*TASK PROMPT:* Go through the data below and repeat it exactly, skipping each picture.

MATERIALS PROVIDED Block Start

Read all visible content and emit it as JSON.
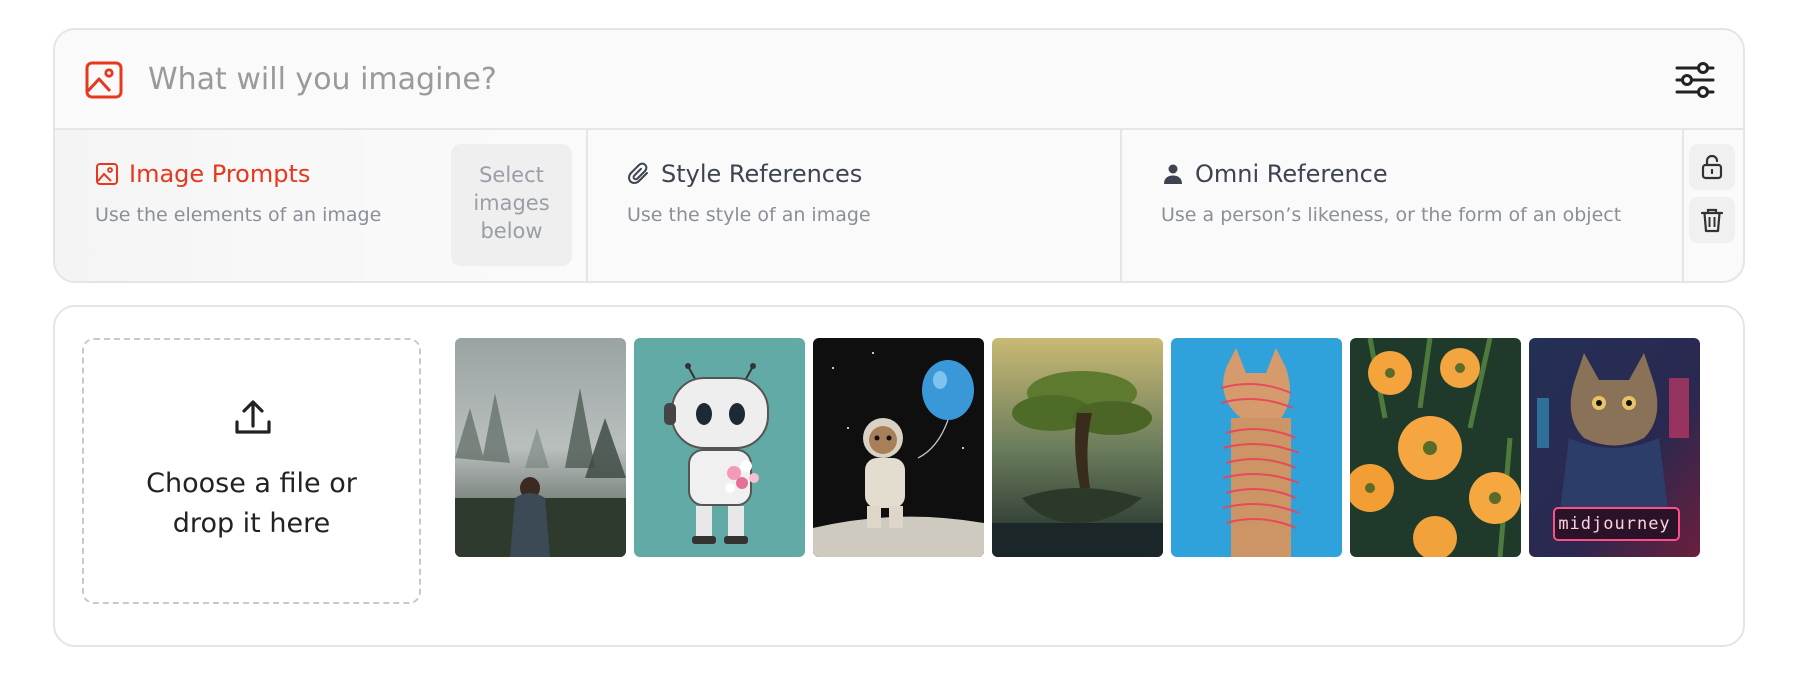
{
  "prompt": {
    "placeholder": "What will you imagine?",
    "value": "",
    "icon": "image-icon",
    "settings_icon": "sliders-icon"
  },
  "tabs": [
    {
      "title": "Image Prompts",
      "subtitle": "Use the elements of an image",
      "icon": "image-icon",
      "active": true
    },
    {
      "title": "Style References",
      "subtitle": "Use the style of an image",
      "icon": "paperclip-icon",
      "active": false
    },
    {
      "title": "Omni Reference",
      "subtitle": "Use a person’s likeness, or the form of an object",
      "icon": "person-icon",
      "active": false
    }
  ],
  "select_hint": "Select images below",
  "side_actions": [
    {
      "icon": "unlock-icon"
    },
    {
      "icon": "trash-icon"
    }
  ],
  "dropzone": {
    "text": "Choose a file or drop it here",
    "icon": "upload-icon"
  },
  "gallery": {
    "thumbnails": [
      {
        "subject": "woman in foggy forest"
      },
      {
        "subject": "robot holding flowers"
      },
      {
        "subject": "astronaut cat with balloon"
      },
      {
        "subject": "tree on floating island"
      },
      {
        "subject": "cat wrapped in red threads"
      },
      {
        "subject": "orange poppies"
      },
      {
        "subject": "neon cyberpunk cat",
        "caption": "midjourney"
      }
    ]
  },
  "colors": {
    "accent": "#e5381c",
    "text": "#3d4350",
    "muted": "#8a8f99",
    "border": "#e5e5e5"
  }
}
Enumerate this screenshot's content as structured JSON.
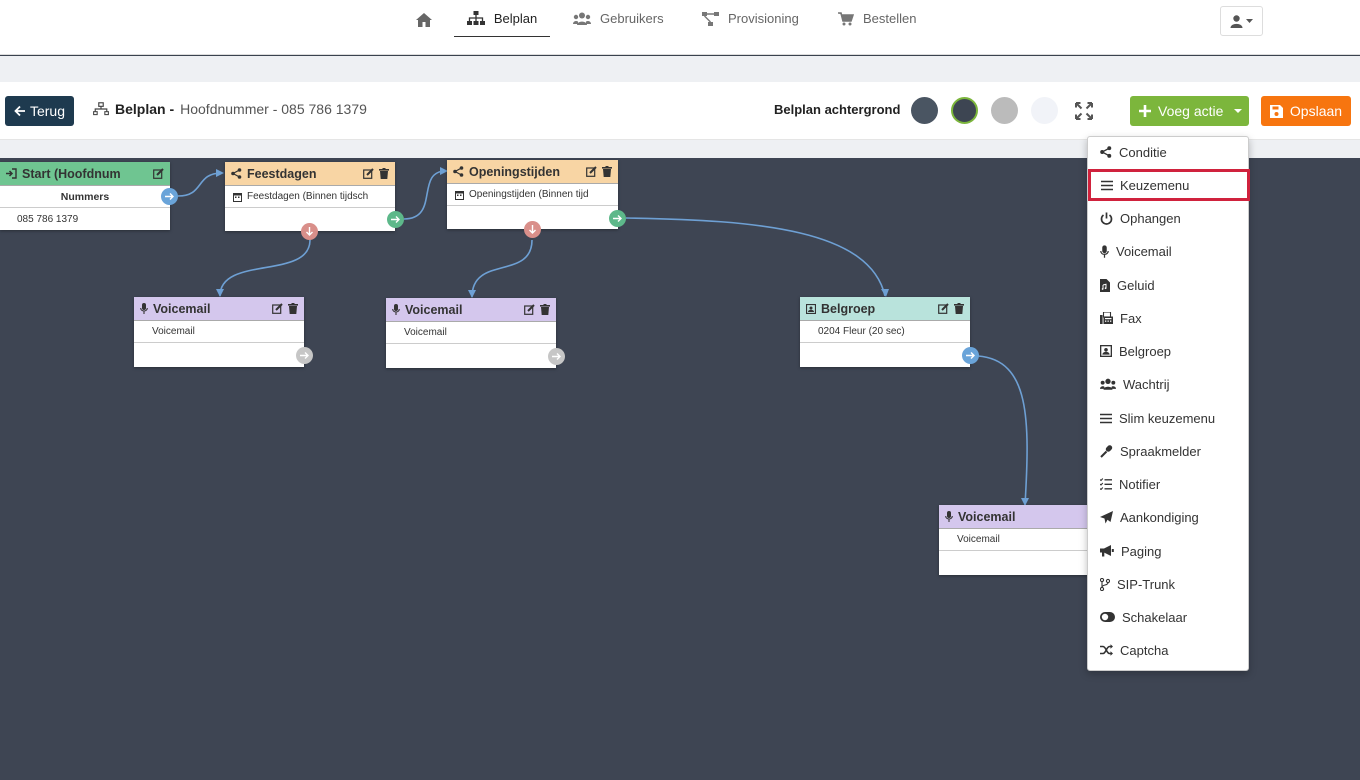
{
  "nav": {
    "items": [
      {
        "label": "Belplan",
        "active": true
      },
      {
        "label": "Gebruikers",
        "active": false
      },
      {
        "label": "Provisioning",
        "active": false
      },
      {
        "label": "Bestellen",
        "active": false
      }
    ]
  },
  "toolbar": {
    "back_label": "Terug",
    "crumb_title": "Belplan -",
    "crumb_sub": "Hoofdnummer - 085 786 1379",
    "bg_label": "Belplan achtergrond",
    "swatches": [
      "#4a5562",
      "#3d4552",
      "#bbbbbb",
      "#f1f3f8"
    ],
    "add_label": "Voeg actie",
    "save_label": "Opslaan"
  },
  "nodes": {
    "start": {
      "title": "Start (Hoofdnum",
      "header": "Nummers",
      "number": "085 786 1379"
    },
    "feestdagen": {
      "title": "Feestdagen",
      "row": "Feestdagen (Binnen tijdsch"
    },
    "openingstijden": {
      "title": "Openingstijden",
      "row": "Openingstijden (Binnen tijd"
    },
    "voicemail1": {
      "title": "Voicemail",
      "row": "Voicemail"
    },
    "voicemail2": {
      "title": "Voicemail",
      "row": "Voicemail"
    },
    "belgroep": {
      "title": "Belgroep",
      "row": "0204 Fleur (20 sec)"
    },
    "voicemail3": {
      "title": "Voicemail",
      "row": "Voicemail"
    }
  },
  "menu": {
    "items": [
      {
        "label": "Conditie",
        "icon": "share-icon"
      },
      {
        "label": "Keuzemenu",
        "icon": "bars-icon",
        "highlighted": true
      },
      {
        "label": "Ophangen",
        "icon": "power-icon"
      },
      {
        "label": "Voicemail",
        "icon": "microphone-icon"
      },
      {
        "label": "Geluid",
        "icon": "audio-file-icon"
      },
      {
        "label": "Fax",
        "icon": "fax-icon"
      },
      {
        "label": "Belgroep",
        "icon": "group-square-icon"
      },
      {
        "label": "Wachtrij",
        "icon": "users-icon"
      },
      {
        "label": "Slim keuzemenu",
        "icon": "bars-icon"
      },
      {
        "label": "Spraakmelder",
        "icon": "microphone-alt-icon"
      },
      {
        "label": "Notifier",
        "icon": "tasks-icon"
      },
      {
        "label": "Aankondiging",
        "icon": "paper-plane-icon"
      },
      {
        "label": "Paging",
        "icon": "bullhorn-icon"
      },
      {
        "label": "SIP-Trunk",
        "icon": "code-branch-icon"
      },
      {
        "label": "Schakelaar",
        "icon": "toggle-icon"
      },
      {
        "label": "Captcha",
        "icon": "shuffle-icon"
      }
    ]
  }
}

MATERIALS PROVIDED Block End

*TASK RESULT:*
Read all visible content and emit it as JSON.
{
  "prompt": {
    "placeholder": "What will you imagine?",
    "value": "",
    "icon": "image-icon",
    "settings_icon": "sliders-icon"
  },
  "tabs": [
    {
      "title": "Image Prompts",
      "subtitle": "Use the elements of an image",
      "icon": "image-icon",
      "active": true
    },
    {
      "title": "Style References",
      "subtitle": "Use the style of an image",
      "icon": "paperclip-icon",
      "active": false
    },
    {
      "title": "Omni Reference",
      "subtitle": "Use a person’s likeness, or the form of an object",
      "icon": "person-icon",
      "active": false
    }
  ],
  "select_hint": "Select images below",
  "side_actions": [
    {
      "icon": "unlock-icon"
    },
    {
      "icon": "trash-icon"
    }
  ],
  "dropzone": {
    "text": "Choose a file or drop it here",
    "icon": "upload-icon"
  },
  "gallery": {
    "thumbnails": [
      {
        "subject": "woman in foggy forest"
      },
      {
        "subject": "robot holding flowers"
      },
      {
        "subject": "astronaut cat with balloon"
      },
      {
        "subject": "tree on floating island"
      },
      {
        "subject": "cat wrapped in red threads"
      },
      {
        "subject": "orange poppies"
      },
      {
        "subject": "neon cyberpunk cat",
        "caption": "midjourney"
      }
    ]
  },
  "colors": {
    "accent": "#e5381c",
    "text": "#3d4350",
    "muted": "#8a8f99",
    "border": "#e5e5e5"
  }
}
Enumerate this screenshot's content as structured JSON.
{
  "nav": {
    "items": [
      {
        "label": "Belplan",
        "active": true
      },
      {
        "label": "Gebruikers",
        "active": false
      },
      {
        "label": "Provisioning",
        "active": false
      },
      {
        "label": "Bestellen",
        "active": false
      }
    ]
  },
  "toolbar": {
    "back_label": "Terug",
    "crumb_title": "Belplan -",
    "crumb_sub": "Hoofdnummer - 085 786 1379",
    "bg_label": "Belplan achtergrond",
    "swatches": [
      "#4a5562",
      "#3d4552",
      "#bbbbbb",
      "#f1f3f8"
    ],
    "add_label": "Voeg actie",
    "save_label": "Opslaan"
  },
  "nodes": {
    "start": {
      "title": "Start (Hoofdnum",
      "header": "Nummers",
      "number": "085 786 1379"
    },
    "feestdagen": {
      "title": "Feestdagen",
      "row": "Feestdagen (Binnen tijdsch"
    },
    "openingstijden": {
      "title": "Openingstijden",
      "row": "Openingstijden (Binnen tijd"
    },
    "voicemail1": {
      "title": "Voicemail",
      "row": "Voicemail"
    },
    "voicemail2": {
      "title": "Voicemail",
      "row": "Voicemail"
    },
    "belgroep": {
      "title": "Belgroep",
      "row": "0204 Fleur (20 sec)"
    },
    "voicemail3": {
      "title": "Voicemail",
      "row": "Voicemail"
    }
  },
  "menu": {
    "items": [
      {
        "label": "Conditie",
        "icon": "share-icon"
      },
      {
        "label": "Keuzemenu",
        "icon": "bars-icon",
        "highlighted": true
      },
      {
        "label": "Ophangen",
        "icon": "power-icon"
      },
      {
        "label": "Voicemail",
        "icon": "microphone-icon"
      },
      {
        "label": "Geluid",
        "icon": "audio-file-icon"
      },
      {
        "label": "Fax",
        "icon": "fax-icon"
      },
      {
        "label": "Belgroep",
        "icon": "group-square-icon"
      },
      {
        "label": "Wachtrij",
        "icon": "users-icon"
      },
      {
        "label": "Slim keuzemenu",
        "icon": "bars-icon"
      },
      {
        "label": "Spraakmelder",
        "icon": "microphone-alt-icon"
      },
      {
        "label": "Notifier",
        "icon": "tasks-icon"
      },
      {
        "label": "Aankondiging",
        "icon": "paper-plane-icon"
      },
      {
        "label": "Paging",
        "icon": "bullhorn-icon"
      },
      {
        "label": "SIP-Trunk",
        "icon": "code-branch-icon"
      },
      {
        "label": "Schakelaar",
        "icon": "toggle-icon"
      },
      {
        "label": "Captcha",
        "icon": "shuffle-icon"
      }
    ]
  }
}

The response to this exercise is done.